The first is by replacing the curriculum with a more balanced, civil one. The second is by changing purely religious texts to ones that are closer to the spirit of the age, focusing on peaceful coexistence with nonviolent societal components, in addition to closing some religious schools and replacing them with more moderate schools.

During the 2015/2016 academic year, 39 schools, six institutes and 5,000 students were transferred from the Ministry of Religious Endowments to the Ministry of Higher Education and Scientific Research or to the Ministry of Education. But there are still traditional religious schools, called “hojra” in Kurdish vernacular.

Those belong to the Ministry of Religious Endowments. Mariwan Naqshbandi, the ministry’s public relations officer, told Al-Monitor, “There are still 100 traditional religious schools affiliated with the ministry and they comprise 570 religious students, or what they call in Kurdish ‘faqi,’ who receive lessons by clerics in the region of Kurdistan.”

Several changes have been made to the previous religious curriculum. But researcher Bahman Tahir, who teaches elementary school through high school, said that the commission tasked to change the curriculum consisted of seven men and no women, which was reflected in the curriculum’s masculine discourse.

By John Lee.

Reuters reports that Baghdad has reached agreement with BP, Shell and Lukoil to restart stalled investment in Iraqi oil fields, allowing production to increase by 250,000-350,000 bpd in 2017.

According to documents seen by Reuters, the three firms agreed to spend in the second half of 2016 roughly half the budgets they proposed for 2015:

  • BP to spend $1.8 billion this year at Rumaila. It had initially planned to spend $3.5 billion last year, which it revised down to $2.5 billion;
  • Shell to spend $742 million; it proposed $1.5 billion last year; and,
  • Lukoil to spend $1.08 billion; it proposed $2.1 billion last year.

Iraq has yet to reach agreements with Exxon Mobil, CNPC and Petronas regarding investment in their respective fields.

(Source: Reuters)

By John Lee.

According to a report from Reuters, the new Basra Heavy crude oil grade has been trading at a widening discount.

Malaysia’s Petronas reportedly sold 2 million barrels for June loading to Indian refiner Essar Oil at a discount of more than $1 a barrel to its official selling price.

bigger than expected export volume of the new grade, added to caution among Asian refiners, has restricted demand for the oil in Asia.

(Source: Reuters)

(Oil prices image via Shutterstock)

By John Lee.

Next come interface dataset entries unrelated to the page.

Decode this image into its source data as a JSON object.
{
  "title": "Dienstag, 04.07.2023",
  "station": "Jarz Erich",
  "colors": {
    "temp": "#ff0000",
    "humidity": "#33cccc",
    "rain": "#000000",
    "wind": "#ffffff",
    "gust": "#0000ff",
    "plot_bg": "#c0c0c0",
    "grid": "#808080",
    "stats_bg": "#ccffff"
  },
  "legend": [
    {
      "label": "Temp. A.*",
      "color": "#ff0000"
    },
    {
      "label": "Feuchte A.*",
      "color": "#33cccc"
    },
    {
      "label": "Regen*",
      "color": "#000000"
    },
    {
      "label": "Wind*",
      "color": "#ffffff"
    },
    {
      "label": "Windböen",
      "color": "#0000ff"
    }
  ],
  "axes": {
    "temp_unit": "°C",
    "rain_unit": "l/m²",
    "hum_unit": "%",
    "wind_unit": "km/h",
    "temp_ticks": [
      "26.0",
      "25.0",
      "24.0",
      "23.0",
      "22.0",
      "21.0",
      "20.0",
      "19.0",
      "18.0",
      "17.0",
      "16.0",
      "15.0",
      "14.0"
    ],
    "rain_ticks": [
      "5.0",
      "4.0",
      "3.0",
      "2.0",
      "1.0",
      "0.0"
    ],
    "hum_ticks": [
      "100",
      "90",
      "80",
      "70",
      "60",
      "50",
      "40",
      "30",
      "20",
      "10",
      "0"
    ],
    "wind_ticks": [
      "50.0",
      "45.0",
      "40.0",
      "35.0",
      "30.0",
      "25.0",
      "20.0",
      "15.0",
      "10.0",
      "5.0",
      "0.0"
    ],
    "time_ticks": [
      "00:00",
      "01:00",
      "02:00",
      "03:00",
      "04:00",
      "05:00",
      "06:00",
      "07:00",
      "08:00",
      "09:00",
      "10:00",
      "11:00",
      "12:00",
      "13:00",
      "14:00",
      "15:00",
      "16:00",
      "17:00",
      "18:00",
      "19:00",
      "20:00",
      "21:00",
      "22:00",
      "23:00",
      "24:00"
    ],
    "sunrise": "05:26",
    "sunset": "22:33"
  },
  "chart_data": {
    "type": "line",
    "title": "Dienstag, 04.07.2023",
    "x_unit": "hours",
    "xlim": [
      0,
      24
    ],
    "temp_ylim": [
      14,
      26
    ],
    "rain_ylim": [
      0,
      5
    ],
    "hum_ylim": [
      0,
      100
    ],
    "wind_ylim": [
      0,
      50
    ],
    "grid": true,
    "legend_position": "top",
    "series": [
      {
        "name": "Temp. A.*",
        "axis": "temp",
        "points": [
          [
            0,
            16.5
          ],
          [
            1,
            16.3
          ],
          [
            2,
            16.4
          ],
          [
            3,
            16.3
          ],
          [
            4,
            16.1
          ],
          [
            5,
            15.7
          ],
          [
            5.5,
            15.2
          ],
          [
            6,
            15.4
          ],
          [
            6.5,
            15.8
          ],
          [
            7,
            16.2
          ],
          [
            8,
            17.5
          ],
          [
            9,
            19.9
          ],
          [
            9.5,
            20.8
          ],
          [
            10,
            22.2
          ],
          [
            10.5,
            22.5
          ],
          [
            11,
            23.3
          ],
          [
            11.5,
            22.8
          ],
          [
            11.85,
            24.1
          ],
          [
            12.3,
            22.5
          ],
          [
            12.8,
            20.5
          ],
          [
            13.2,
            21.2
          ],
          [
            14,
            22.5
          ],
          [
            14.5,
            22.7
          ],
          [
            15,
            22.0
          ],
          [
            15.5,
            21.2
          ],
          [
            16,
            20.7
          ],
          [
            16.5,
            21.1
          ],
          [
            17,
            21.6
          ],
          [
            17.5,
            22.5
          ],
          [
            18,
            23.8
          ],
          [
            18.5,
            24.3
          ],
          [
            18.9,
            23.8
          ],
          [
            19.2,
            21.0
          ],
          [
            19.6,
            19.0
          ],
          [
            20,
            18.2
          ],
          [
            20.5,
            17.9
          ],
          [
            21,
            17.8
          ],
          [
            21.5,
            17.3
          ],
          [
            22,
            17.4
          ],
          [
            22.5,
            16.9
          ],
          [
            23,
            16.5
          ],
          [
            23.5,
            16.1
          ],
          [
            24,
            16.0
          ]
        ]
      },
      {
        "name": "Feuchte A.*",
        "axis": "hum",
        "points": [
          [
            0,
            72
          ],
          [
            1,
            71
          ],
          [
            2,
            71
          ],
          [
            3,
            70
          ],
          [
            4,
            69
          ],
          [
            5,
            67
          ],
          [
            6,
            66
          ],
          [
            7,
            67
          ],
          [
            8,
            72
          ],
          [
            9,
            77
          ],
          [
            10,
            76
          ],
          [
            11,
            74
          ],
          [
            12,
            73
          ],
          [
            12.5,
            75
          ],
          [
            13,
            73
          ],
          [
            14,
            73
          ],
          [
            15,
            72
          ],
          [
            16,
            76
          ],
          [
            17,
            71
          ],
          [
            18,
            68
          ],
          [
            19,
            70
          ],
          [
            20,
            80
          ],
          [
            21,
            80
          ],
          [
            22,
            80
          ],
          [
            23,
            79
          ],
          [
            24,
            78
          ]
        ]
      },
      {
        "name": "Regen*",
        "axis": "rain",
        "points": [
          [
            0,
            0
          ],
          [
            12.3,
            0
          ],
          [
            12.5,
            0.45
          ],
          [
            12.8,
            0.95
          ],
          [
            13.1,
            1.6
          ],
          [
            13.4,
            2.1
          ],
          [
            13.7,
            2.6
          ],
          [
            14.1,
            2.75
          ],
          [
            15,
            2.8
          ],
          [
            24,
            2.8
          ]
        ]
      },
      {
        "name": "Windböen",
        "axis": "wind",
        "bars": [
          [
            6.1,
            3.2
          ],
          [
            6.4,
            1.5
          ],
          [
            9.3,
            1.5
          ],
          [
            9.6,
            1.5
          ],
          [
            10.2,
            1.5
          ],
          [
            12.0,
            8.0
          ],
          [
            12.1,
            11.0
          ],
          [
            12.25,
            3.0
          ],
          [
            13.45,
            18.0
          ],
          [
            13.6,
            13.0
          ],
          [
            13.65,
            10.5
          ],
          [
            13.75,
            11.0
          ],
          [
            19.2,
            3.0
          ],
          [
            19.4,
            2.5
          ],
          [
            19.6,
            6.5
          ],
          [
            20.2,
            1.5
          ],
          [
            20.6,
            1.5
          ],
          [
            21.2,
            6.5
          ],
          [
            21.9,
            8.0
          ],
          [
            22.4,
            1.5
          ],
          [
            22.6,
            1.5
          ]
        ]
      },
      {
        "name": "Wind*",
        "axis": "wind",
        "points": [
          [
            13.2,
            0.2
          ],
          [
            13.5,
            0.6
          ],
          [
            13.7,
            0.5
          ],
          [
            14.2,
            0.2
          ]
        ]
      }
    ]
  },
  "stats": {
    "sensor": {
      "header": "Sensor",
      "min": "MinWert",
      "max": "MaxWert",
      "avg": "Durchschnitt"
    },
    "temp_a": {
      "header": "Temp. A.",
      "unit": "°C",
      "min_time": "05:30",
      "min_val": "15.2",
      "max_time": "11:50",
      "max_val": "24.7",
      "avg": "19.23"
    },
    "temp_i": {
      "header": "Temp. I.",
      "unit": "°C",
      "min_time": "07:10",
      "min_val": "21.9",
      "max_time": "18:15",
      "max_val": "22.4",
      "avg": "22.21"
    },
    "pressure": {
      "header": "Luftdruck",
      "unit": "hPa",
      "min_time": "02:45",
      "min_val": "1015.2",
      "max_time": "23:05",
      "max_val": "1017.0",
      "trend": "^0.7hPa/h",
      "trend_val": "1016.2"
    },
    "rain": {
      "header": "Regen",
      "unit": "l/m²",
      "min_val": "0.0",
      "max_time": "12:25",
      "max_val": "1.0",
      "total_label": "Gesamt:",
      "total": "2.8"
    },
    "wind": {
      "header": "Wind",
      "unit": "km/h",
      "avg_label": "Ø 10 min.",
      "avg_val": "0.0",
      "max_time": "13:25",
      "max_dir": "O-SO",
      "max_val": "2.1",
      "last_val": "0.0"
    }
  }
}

The upstream international vice-president of Malaysia’s Petronas, Sharbini Suhaili, has reportedly said that Petronas was the largest international oil company in Iraq, and that the assets returns were promising despite numerous challenges.

There are always challenges.

“We can make it work and we are working well with our partners.”

(Source: AsiaOne)

(Picture: Halfaya oil field, in which Petronas is involved)